- Meanwhile, Boston managed to sign its heart and soul, Kevin Garnett, for reportedly less money than Green. Both Garnett and Steve Nash's new deals look quite reasonable, especially when put in this year's free agency framework.
Nash and Garnett are amazing chemistry guys, and seem to have at least a year or two of near all-star level play left. Their contracts (expensive, but not wildly so) are obviously risky, but worthwhile for contending teams like the Celtics and Lakers. These two deals are the kind of aggressive free agent signings worth making, and should pay immediate dividends for both teams. The one issue for Los Angeles is that they gave away a lot draft picks to snag Nash, but I find that understandable given the circumstances.
- Houston gave a 3 year, $25 million offer sheet to Omer Asik, and a 4 year, $29 million offer to Jeremy Lin. Each offer has a "poison pill" third year, but both Chicago and New York can still match.
The Asik deal is typical Daryl Morey - he recognizes that Asik is a fantastic defender and underrated, so he decides he is a good pick up. The problem is that unless Asik doubles his minutes and production this deal is excessive. I doubt Asik gets that much better than what he is; in my opinion this is once again Morey thinking too much about something that, in the overall picture, is not that important.
I am a supporter of the Lin deal.

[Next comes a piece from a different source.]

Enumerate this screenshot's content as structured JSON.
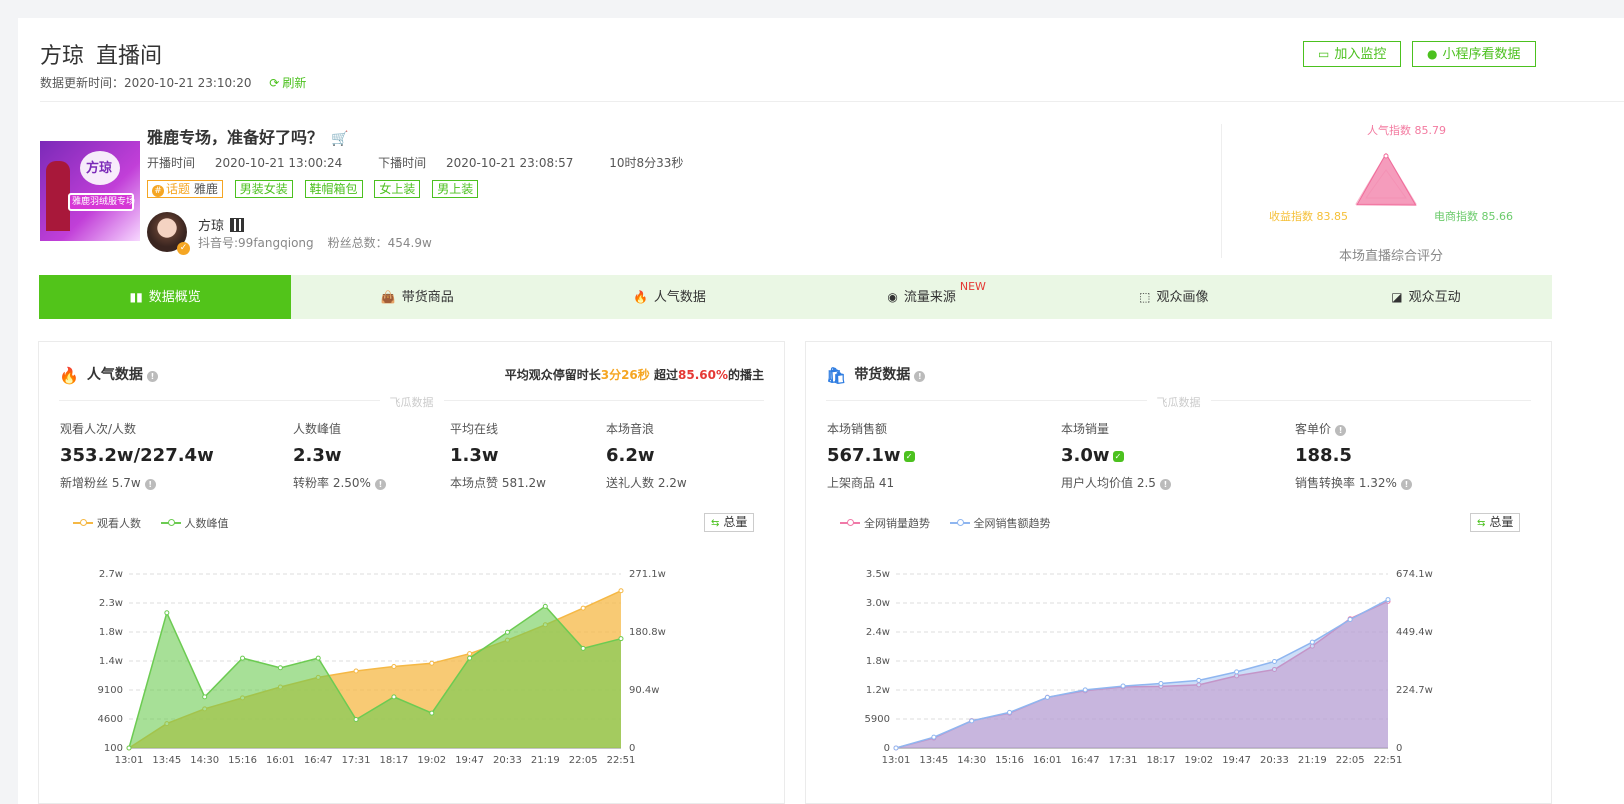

Unfortunately for Houston, the Knicks are bound to match it. Besides the obvious marketing potential (which I am not factoring in here), Lin has shown enough signs and upside to be worth a three year gamble (the fourth year of his deal is reportedly a team option.) At best he becomes an All-Star, and as long as he stays healthy he probably will be at least as good as a player like Dragic.
- Finally, Houston also decided to trade Kyle Lowry to Toronto for a future lottery pick and Gary Forbes. Lowry supposedly had issues with Kevin McHale, and Houston decided it was worthwhile to go in a different direction. Their compensation seems fair, and Toronto is happy because they just picked up a very good point guard who is only owed $12 million over the next two years. This reported deal was one of the few this past week that seemed completely rational.

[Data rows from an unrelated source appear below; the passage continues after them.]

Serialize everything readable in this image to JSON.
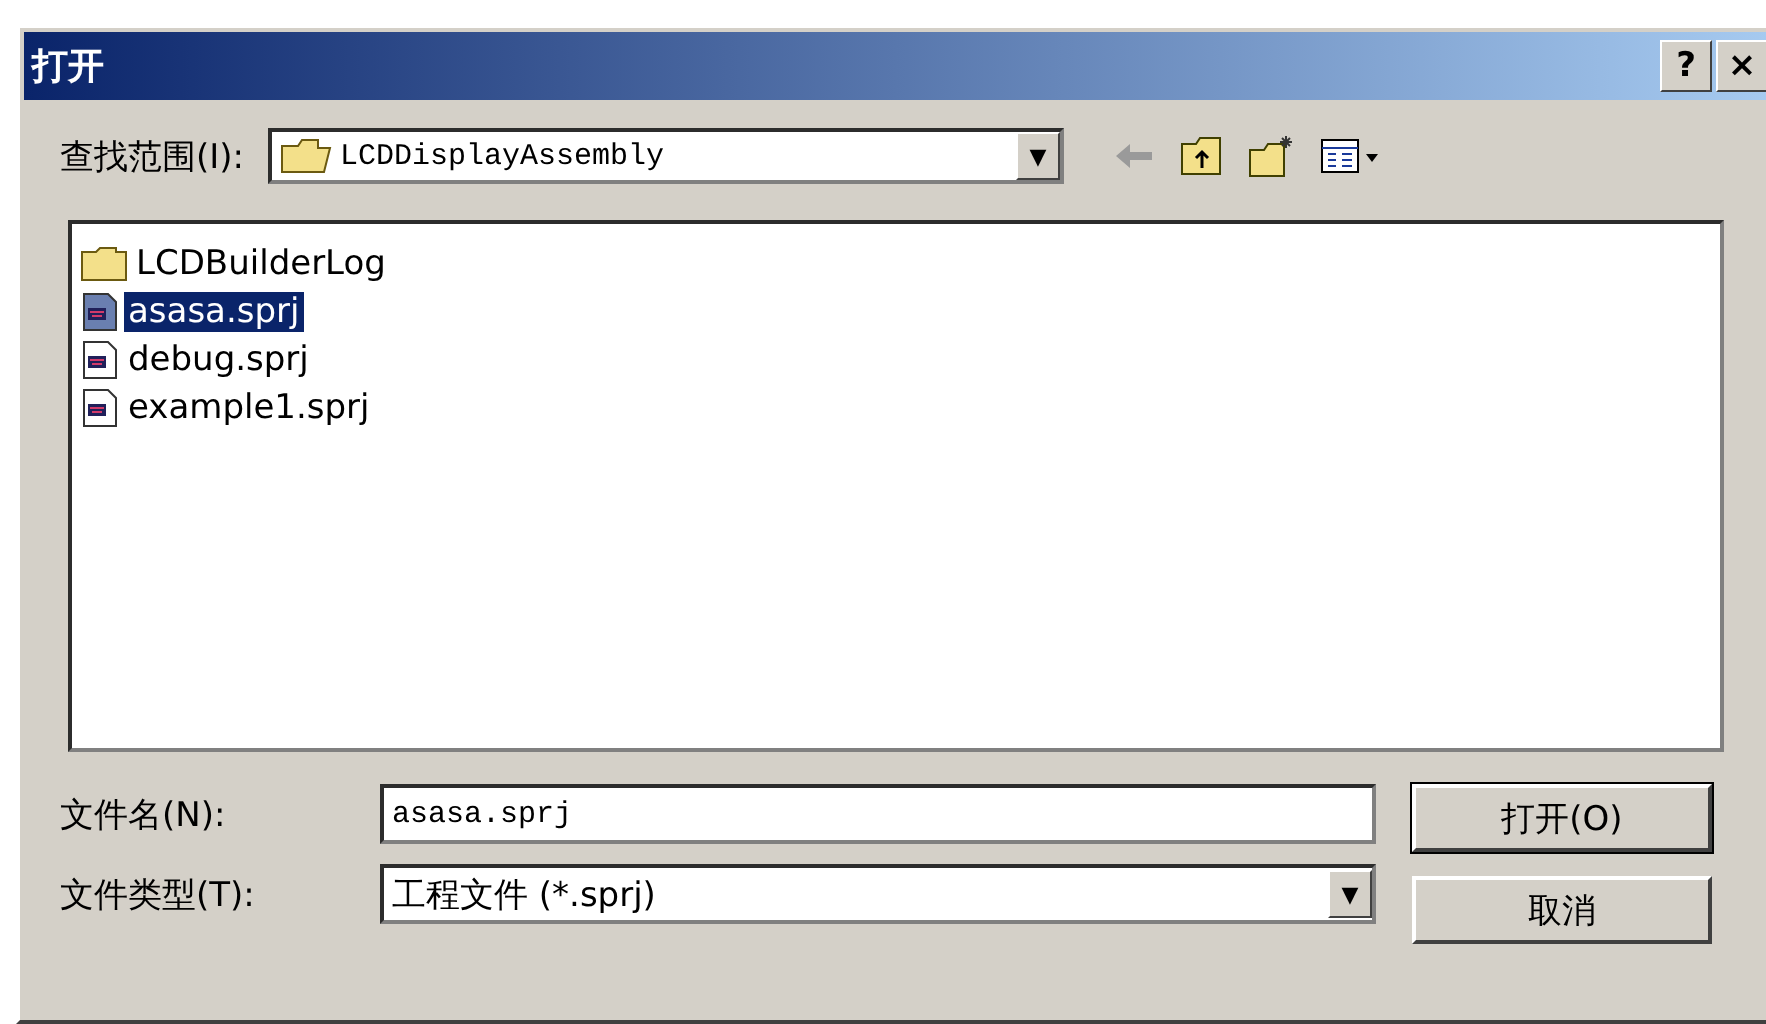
{
  "window": {
    "title": "打开",
    "help": "?",
    "close": "×"
  },
  "look_in": {
    "label": "查找范围(I):",
    "value": "LCDDisplayAssembly",
    "arrow": "▼"
  },
  "files": [
    {
      "name": "LCDBuilderLog",
      "kind": "folder",
      "selected": false
    },
    {
      "name": "asasa.sprj",
      "kind": "file",
      "selected": true
    },
    {
      "name": "debug.sprj",
      "kind": "file",
      "selected": false
    },
    {
      "name": "example1.sprj",
      "kind": "file",
      "selected": false
    }
  ],
  "file_name": {
    "label": "文件名(N):",
    "value": "asasa.sprj"
  },
  "file_type": {
    "label": "文件类型(T):",
    "value": "工程文件 (*.sprj)",
    "arrow": "▼"
  },
  "buttons": [
    {
      "label": "打开(O)",
      "default": true
    },
    {
      "label": "取消",
      "default": false
    }
  ]
}
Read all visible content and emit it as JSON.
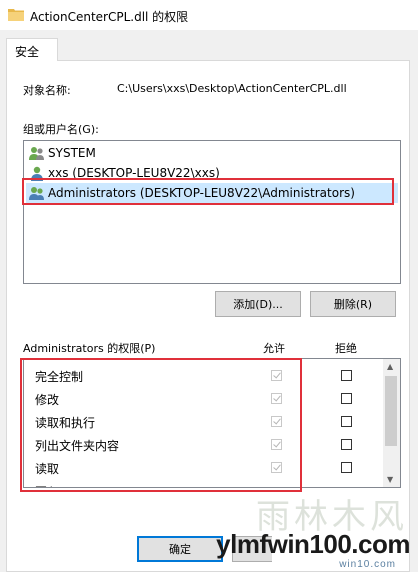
{
  "window": {
    "title": "ActionCenterCPL.dll 的权限"
  },
  "tabs": [
    {
      "label": "安全"
    }
  ],
  "object": {
    "label": "对象名称:",
    "value": "C:\\Users\\xxs\\Desktop\\ActionCenterCPL.dll"
  },
  "groups": {
    "label": "组或用户名(G):",
    "items": [
      {
        "name": "SYSTEM",
        "icon": "users-group-icon"
      },
      {
        "name": "xxs (DESKTOP-LEU8V22\\xxs)",
        "icon": "user-icon"
      },
      {
        "name": "Administrators (DESKTOP-LEU8V22\\Administrators)",
        "icon": "users-group-icon"
      }
    ],
    "selected_index": 2,
    "add_button": "添加(D)...",
    "remove_button": "删除(R)"
  },
  "permissions": {
    "label": "Administrators 的权限(P)",
    "allow_header": "允许",
    "deny_header": "拒绝",
    "rows": [
      {
        "name": "完全控制",
        "allow": true,
        "deny": false
      },
      {
        "name": "修改",
        "allow": true,
        "deny": false
      },
      {
        "name": "读取和执行",
        "allow": true,
        "deny": false
      },
      {
        "name": "列出文件夹内容",
        "allow": true,
        "deny": false
      },
      {
        "name": "读取",
        "allow": true,
        "deny": false
      },
      {
        "name": "写入",
        "allow": false,
        "deny": false
      }
    ]
  },
  "footer": {
    "ok_button": "确定"
  },
  "watermark": {
    "text": "ylmfwin100.com",
    "sub": "win10.com",
    "han": "雨林木风"
  },
  "colors": {
    "highlight_box": "#e0303a",
    "selection": "#cce8ff",
    "folder": "#e8b84a"
  }
}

You see, in early July it is possible to make sound moves, you just gotta focus on the big picture and not get overwhelmed with all the funny money being tossed around.